In 2005 the tug was fitted with a JAK coupler system, and the barge Potomac was rebuilt to double hull, and its shallow notch was modified to a deep notch, with JAK fittings. The barge has a capacity of 79,000 bbls of cargo - usually asphalt or heavy black oil.
2. The tug slows as it approaches the dock. Note the array of ladders for reaching the deck of the barge.

The tug is rated at 4300 bhp, from two V-12 GM EMD engines (12-645-E) driving two open fixed pitch props. The tug still carries its large towing winch and can tow the barge if needed, but normally operates in the notch.
The purpose of the visit to the ECTUG dock is the same as that of several fleetmates, and that is to take on water and some stores. This is not possible at Imperial Oil due to the configuration of the jetty. Alsao if some minor repairs require hot work, that is also forbidden at the oil dock.
Penn Maritime Inc was taken over by the Kirby Corp in December of 2012, but so far the tugs have not been renamed or changed colours..  
3. The JAK couplers are built out from the hull in special housings, and are retracted to disconnect from the barge. An emergency tow line leads aft to the tug's winch. It appears not to have been used recently.

Tuesday, January 8, 2013

Surprise new Canadian tug

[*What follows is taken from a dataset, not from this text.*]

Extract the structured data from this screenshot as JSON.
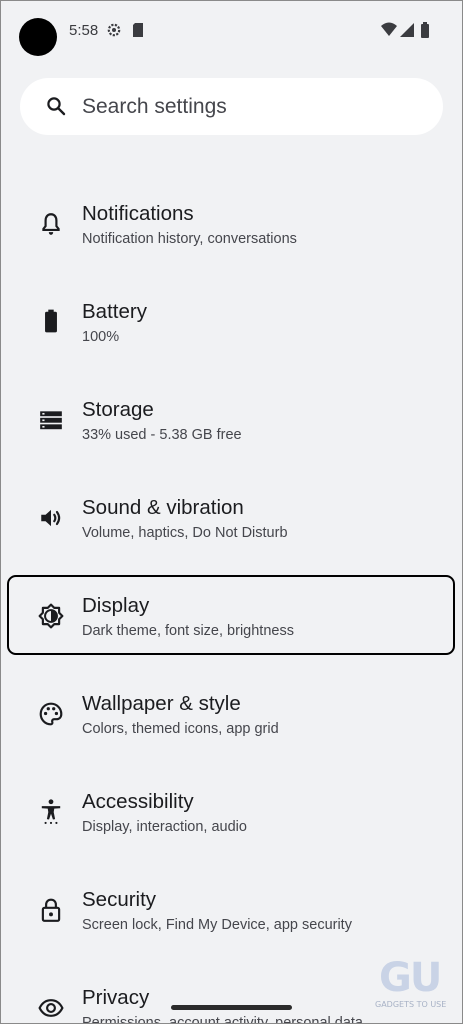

A surprise addition to the Canadian flag is the tug Itinerante I, registered in Thunder Bay, ON on December 10, 2012.
Built in 1963 by Gebr. Paans NV, in Moerdijk, Netherlands, it is small tug of 117 gross tons, powered by a pair of MWM Deutz engines giving 1600 bhp through twin screws. a single screw.
A lovely looking tug, it was built originally as Havendienst 1 (Havendienst = Port Service) for the Port of Rotterdam Amsterdam, also with the official name Vulcanus. It worked in the port as a fire tug until 2001, having been repowered and rebuilt in 1989.
After that I am still a little cloudy on its history. I believe it was renamed RPA 4 in about 2002, and may have carried the unofficial name of Vulcanus at one time.
It may laso have carried the name Auke Sr from 2002 to 2010 before acquiring its present name.the name Fire Fight Tug in 2010.
Registered owners are listed as Coastal Cayman Ltd of Toronto, but there is a website for Itinerante Marine which shows an excellent photo of the trim little tug.
It seems unlikely that it will put in an appearance in Canada, but it is odd that the Cayman Islands, usually a flag of convenience, would have a tug registered in Canada!
The only other photos I have found of the tug are at:
An older photo, perhaps taken before a rebuilding is at:

Thursday, January 3, 2013

Atlantic Juniper - say it ain't so Joe

Word reached me via the comment section of the blog that Atlantic Juniper may be on the way to her demise. This would certainly be sad, but I guess inevitable. Such is the way with old tugs.
Her is a small retrospective as far as my photos go.

 1. Back in 1993, she was still the Irving Juniper and was wearing the J.D.Irving colours, of blue funnel cap and Irving logo - the same device used on Irving Oil trucks and gas stations. 

2. By 1997 she had become Atlantic Juniper and with the rest of the fleet had lost the logo and assumed a black funnel cap. She is seen here with fleet mates Atlantic Birch and Atlantic Maple - also now sadly laid up and likely to go the same way.

3. By 2004 she had been re-assigned away from Saint John, but was still looking good. 
4. She even had a new bulwark section at the stern. Never fitted with a winch however, she still had her original capstan for line retrieval.

The best photo I have of the Juniper was taken in 1997 when she was returning from berthing the QE2 in Saint John, and was taken by the late John Weeks: